The Forest Service had wanted the company to conduct the surveys before filing a formal application for the project, preferably last spring when soils were saturated by rain. The agency contends that pipeline officials promised verbally at a meeting July 7 to provide résumés of the soil scientists who would do the work.

Jennifer P. Adams, special project coordinator for the George Washington and Jefferson National Forests, sent a message to one pipeline official in late August that said the survey would require “specialized skills and requirements … specific to those who have skills within the Appalachian Region, and it is imperative that a certified professional soil scientist head this survey work.”

The Forest Service met with the pipeline company and its consultants on October 2 to discuss methods for collecting soil samples, but the agency said soil surveys began that day without its consultation and before it received the résumés and qualifications of the people doing the work.

Colin Olness, a construction contractor for Dominion, acknowledged in an email October 16 that the surveys had been done “without proper notification to the appropriate Forest Service contacts of the location, nature and timing of the work,” and apologized for the lapse.

The same day, a Forest Service soil scientist said she had received the résumés of the soil survey crew and that only one, Nan Gray, president of Soil Works Inc., was qualified to conduct the work.

Gray contacted the Forest Service 10 days later and said she had “done no work of any kind” for the Atlantic Coast Pipeline. She said she had been contacted by the contractor on October 15 about working as a third-party reviewer of the survey results, but had not been involved in the survey work that already had been performed.

However, the company’s contractor for the survey, Geosyntec, assured Gray that it had not misrepresented her role in the project. “At no point have we identified that you or your company provided input/participation in our project,” said hydrogeologist Kathleen Harrison in an email to Gray on October 27.

The Forest Service said it had identified Gray’s résumé as the only one qualified to do the work, “but since it is now known that Ms. Gray was not among the field personnel, it is clear that no field personnel were qualified.”

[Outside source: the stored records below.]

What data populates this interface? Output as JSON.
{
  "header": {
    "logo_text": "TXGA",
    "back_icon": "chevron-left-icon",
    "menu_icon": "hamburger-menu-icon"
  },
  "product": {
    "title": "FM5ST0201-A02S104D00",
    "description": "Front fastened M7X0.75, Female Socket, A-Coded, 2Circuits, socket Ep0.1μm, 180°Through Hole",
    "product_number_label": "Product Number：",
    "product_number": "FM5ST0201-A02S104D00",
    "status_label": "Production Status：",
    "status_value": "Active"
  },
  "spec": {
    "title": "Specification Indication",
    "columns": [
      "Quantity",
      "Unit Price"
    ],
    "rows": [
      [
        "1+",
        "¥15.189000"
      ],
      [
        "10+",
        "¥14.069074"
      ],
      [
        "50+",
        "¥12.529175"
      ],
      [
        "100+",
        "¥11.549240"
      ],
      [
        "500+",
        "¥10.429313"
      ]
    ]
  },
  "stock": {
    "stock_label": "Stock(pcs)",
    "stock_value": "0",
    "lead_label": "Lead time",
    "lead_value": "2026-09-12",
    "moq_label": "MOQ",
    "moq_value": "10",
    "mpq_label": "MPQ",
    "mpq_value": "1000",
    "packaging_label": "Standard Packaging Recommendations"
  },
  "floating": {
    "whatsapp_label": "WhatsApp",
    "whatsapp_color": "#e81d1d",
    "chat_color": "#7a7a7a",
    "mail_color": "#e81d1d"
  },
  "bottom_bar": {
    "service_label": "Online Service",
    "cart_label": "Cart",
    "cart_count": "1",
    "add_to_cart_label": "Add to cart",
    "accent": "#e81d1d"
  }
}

“The falsification of the qualifications of field personnel by ACP and/or its consultants is of concern to the Forest Service,” the agency states in its letter to FERC.

Background Video is here. See also:

Leave a Comment

Previous post:

Next post: